  The Feldenkrais Method and Horse-riders – Barbara McCrea 
   

The roots of Linda Tellington-Jones' work lie firmly in the Feldenkrais Method of Movement Education, in which she trained in the US in the late 1970's. This Method (Fel-den-krais, it rhymes with rice) was developed by an Israeli, Moshe Feldenkrais (1904-1984), a brilliant physicist, who studied human movement with exceptional precision and developed innovative exercises to retrain the way people use their bodies (and minds) to overcome various physical limitations.

The neuromuscular exercises are known for their gentleness, slow pace and ability to create flexibility, balance and ease of movement. They are not straightforward strengthening exercises; instead they develop the crucial element of kinesthetic awareness and body learning - our ability to feel and control what we are doing, and to be able to do things differently. Moshe Feldenkrais did not work with animals, though he worked with babies and people who were neurologically impaired - expertly using his hands to guide their bodies, to help people lengthen chronically shortened muscles and improve their ability to move, whether they could understand what he was saying to them or not. Linda took his work forward for use on animals, and combined it with her own ideas, and ways of touching, but many of the Feldenkrais principles remain intact.

One of the ideas is to use less effort, to work smarter, not to force a person or animal to break through resistance and limitations through force. Following in order to lead, is another strategy, in other words,
doing what they are already doing in order to gain acceptance, in order to then lead or bring about change in a subtle, unforceful way. I watched Linda working at a Feldenkrais practitioners' conference in
Heidleberg, Germany, a few years ago, and was amazed at how quickly she was able to establish a level of trust and relationship with the animal she was working with. Our brains and nervous systems are what control movement, and this is the arena in which a Feldenkrais practitioner works - we change the wiring, the way the brain informs the muscles.

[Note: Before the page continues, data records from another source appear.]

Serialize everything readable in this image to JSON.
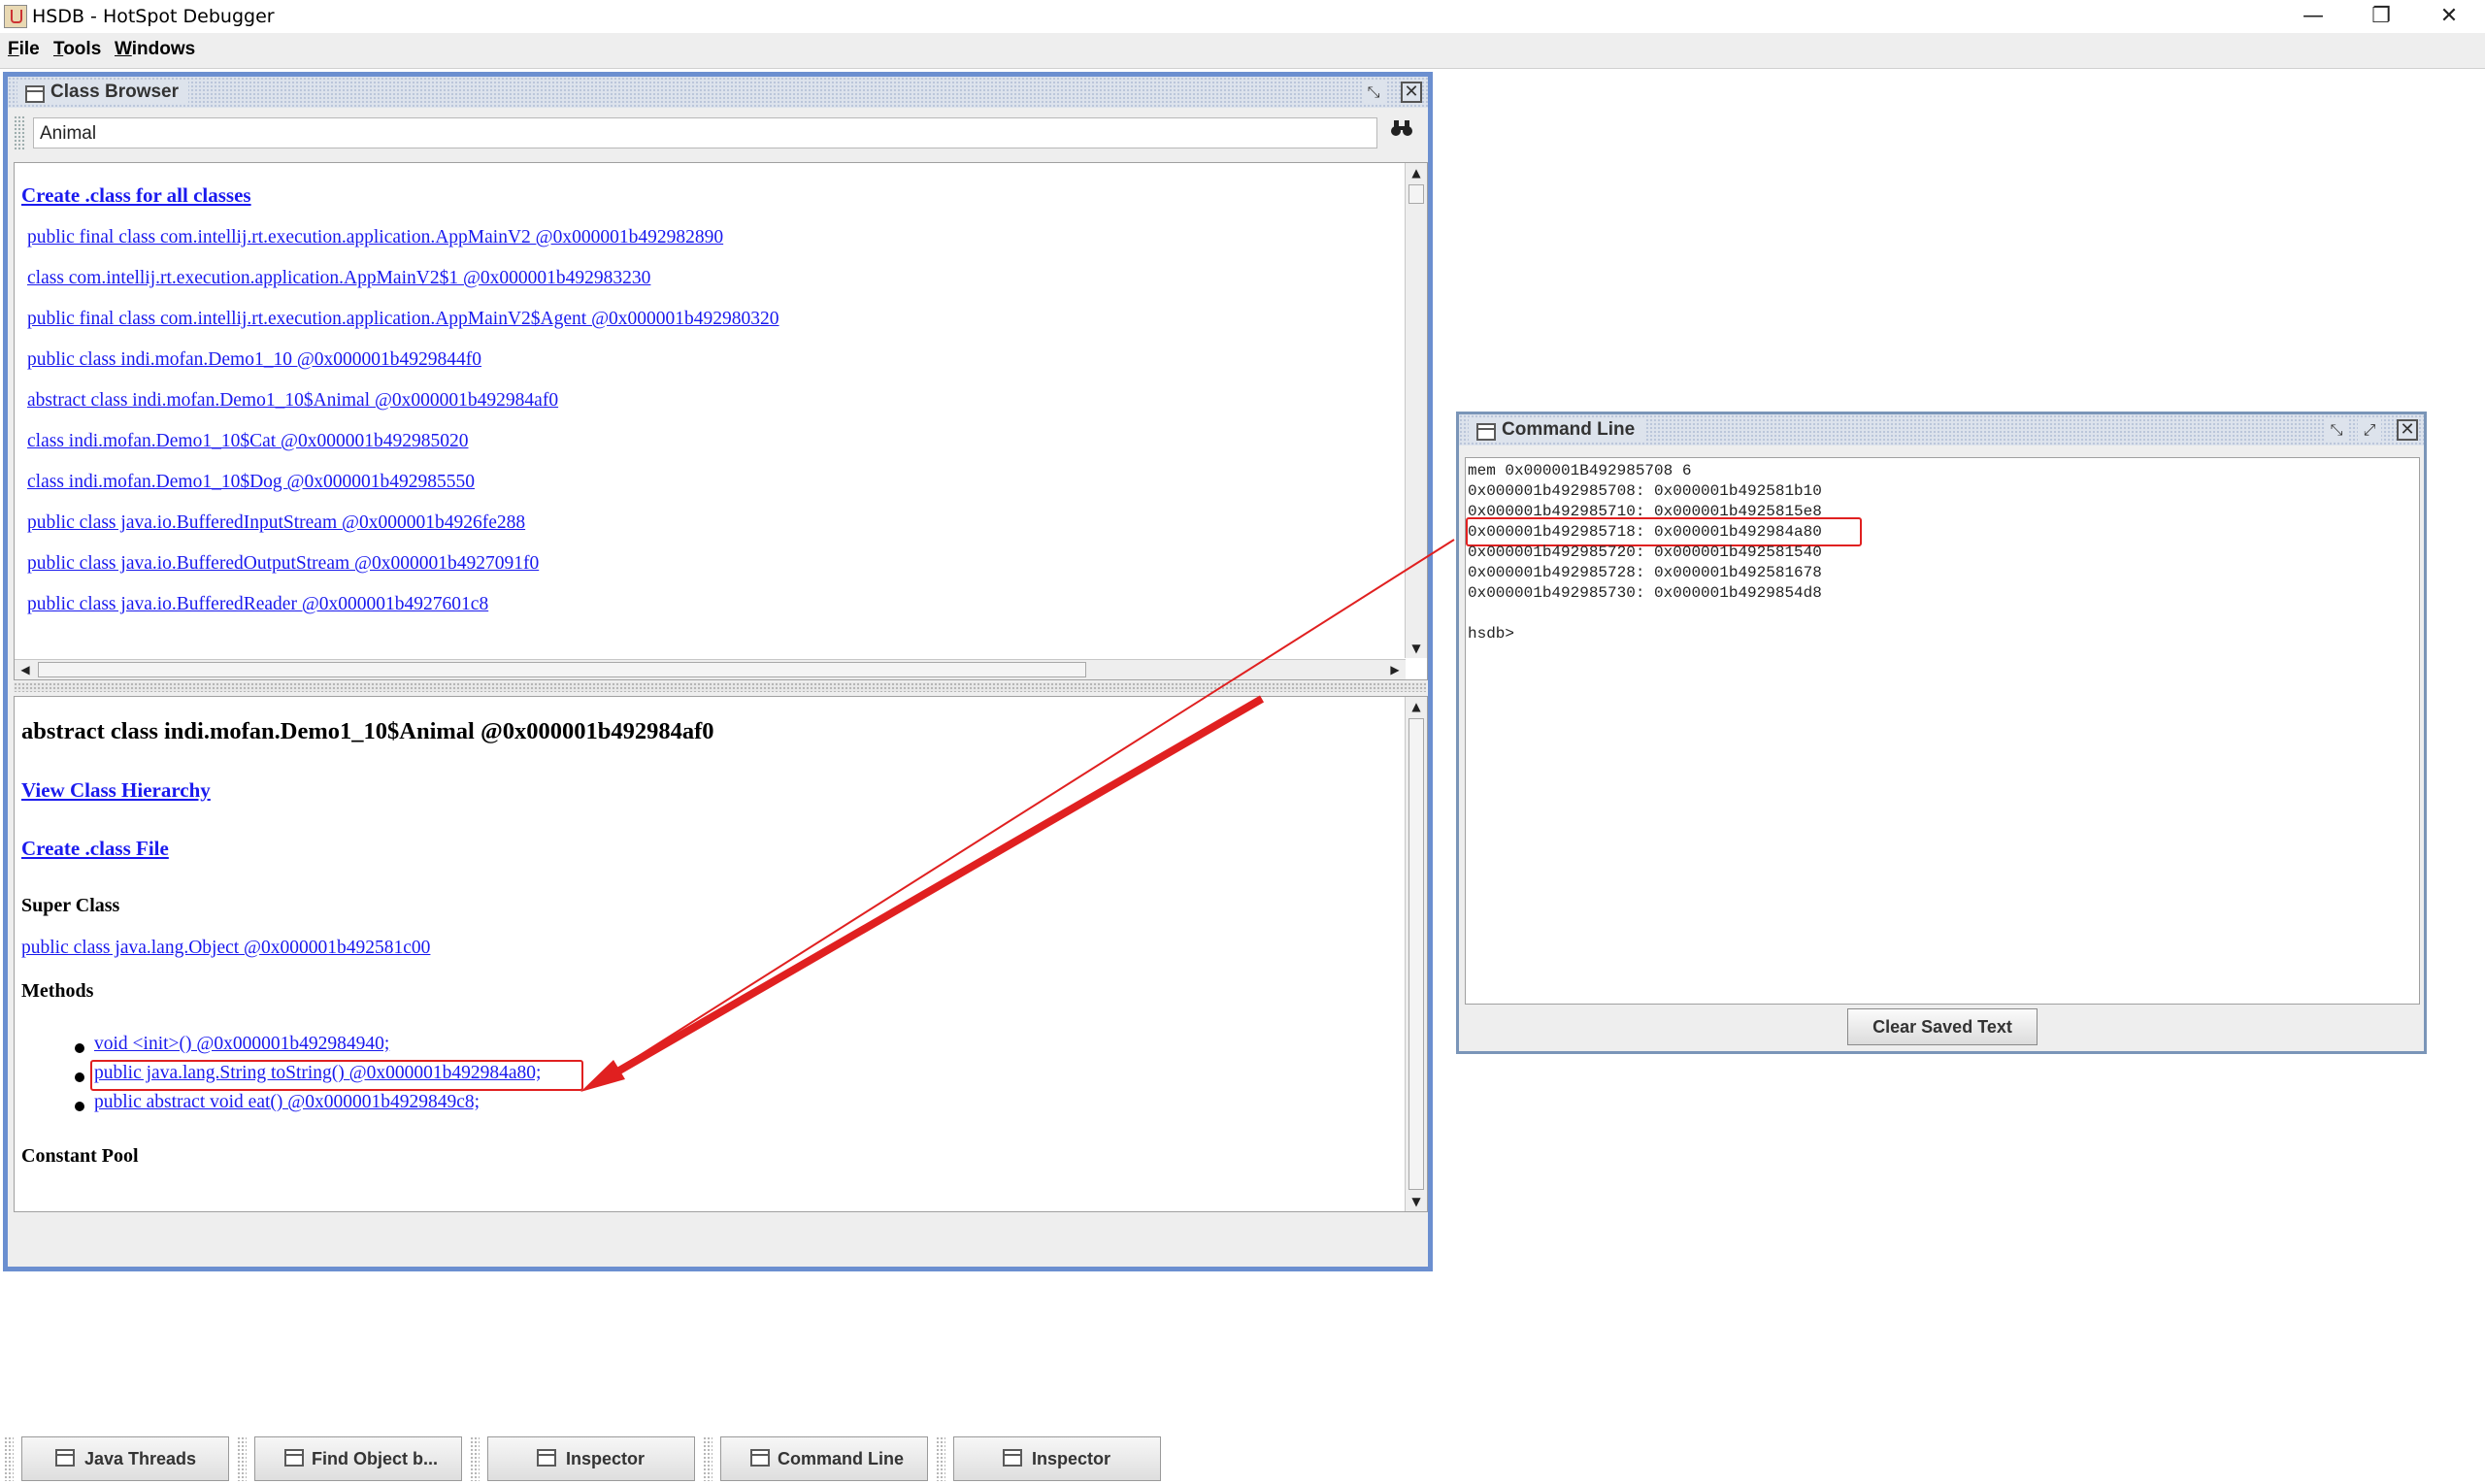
{
  "window": {
    "title": "HSDB - HotSpot Debugger",
    "minimize": "—",
    "restore": "❐",
    "close": "✕"
  },
  "menu": [
    "File",
    "Tools",
    "Windows"
  ],
  "class_browser": {
    "title": "Class Browser",
    "search_value": "Animal",
    "create_all_link": "Create .class for all classes",
    "classes": [
      "public final class com.intellij.rt.execution.application.AppMainV2 @0x000001b492982890",
      "class com.intellij.rt.execution.application.AppMainV2$1 @0x000001b492983230",
      "public final class com.intellij.rt.execution.application.AppMainV2$Agent @0x000001b492980320",
      "public class indi.mofan.Demo1_10 @0x000001b4929844f0",
      "abstract class indi.mofan.Demo1_10$Animal @0x000001b492984af0",
      "class indi.mofan.Demo1_10$Cat @0x000001b492985020",
      "class indi.mofan.Demo1_10$Dog @0x000001b492985550",
      "public class java.io.BufferedInputStream @0x000001b4926fe288",
      "public class java.io.BufferedOutputStream @0x000001b4927091f0",
      "public class java.io.BufferedReader @0x000001b4927601c8"
    ],
    "detail": {
      "heading": "abstract class indi.mofan.Demo1_10$Animal @0x000001b492984af0",
      "view_hierarchy": "View Class Hierarchy",
      "create_class_file": "Create .class File",
      "super_class_label": "Super Class",
      "super_class": "public class java.lang.Object @0x000001b492581c00",
      "methods_label": "Methods",
      "methods": [
        "void <init>() @0x000001b492984940;",
        "public java.lang.String toString() @0x000001b492984a80;",
        "public abstract void eat() @0x000001b4929849c8;"
      ],
      "constant_pool_label": "Constant Pool"
    }
  },
  "command_line": {
    "title": "Command Line",
    "lines": [
      "mem 0x000001B492985708 6",
      "0x000001b492985708: 0x000001b492581b10",
      "0x000001b492985710: 0x000001b4925815e8",
      "0x000001b492985718: 0x000001b492984a80",
      "0x000001b492985720: 0x000001b492581540",
      "0x000001b492985728: 0x000001b492581678",
      "0x000001b492985730: 0x000001b4929854d8",
      "",
      "hsdb>"
    ],
    "clear_button": "Clear Saved Text"
  },
  "taskbar": [
    "Java Threads",
    "Find Object b...",
    "Inspector",
    "Command Line",
    "Inspector"
  ],
  "colors": {
    "link": "#1a1aee",
    "highlight": "#e02020",
    "active_frame_border": "#6b8fd0"
  }
}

My personal experience as a practitioner has been working with riders, rather than horses, helping them enhance their riding skills. What I enjoy most about working with riders is that, like dancers, their level of kinesthetic awareness is already developed, and there is always a keenness to develop that more, knowing that the more finely tuned, relaxed and poised their bodies are, the better they can ride and control their own movement, and so, of course improve their horse's performance.

One of the concrete ways I can help riders is, for instance, to be able to be seated equally on each sitting bone. Most people, without knowing it, or being able to control it or change it, have a little more weight on one side of their seat than the other. This will definitely influence the way you ride and the way your horse adapts to your weight. I can also help people who find there is more weight in one foot than the other, who find that their hips (or one hip) is not as free as they would like, whose inner thighs are over tight, those riders who hold their breath, or tighten their necks and tense their shoulders. We all know ideally how free our bodies need to be to ride optimally, but have no idea how to achieve that level of freedom.

I guide people through different Feldenkrais exercises over a course of a weekend. Doing a weekend itself is enormously beneficial and participants feel results straightaway - feeling relaxed, lighter, looser and taller - and they also have self-help strategies to take home with them. Individual sessions are more like receiving a treatment, except the quality of touch I use is gentle, guiding and nurturing, and very helpful for a range of physical problems or limitations.

[Barbara McCrea has had 14 years experience teaching the Feldenkrais Method, mostly in UK where she trained. She now lives in Cape Town, and comes to Johannesburg four times a year. Contact her on 021 788 9626.]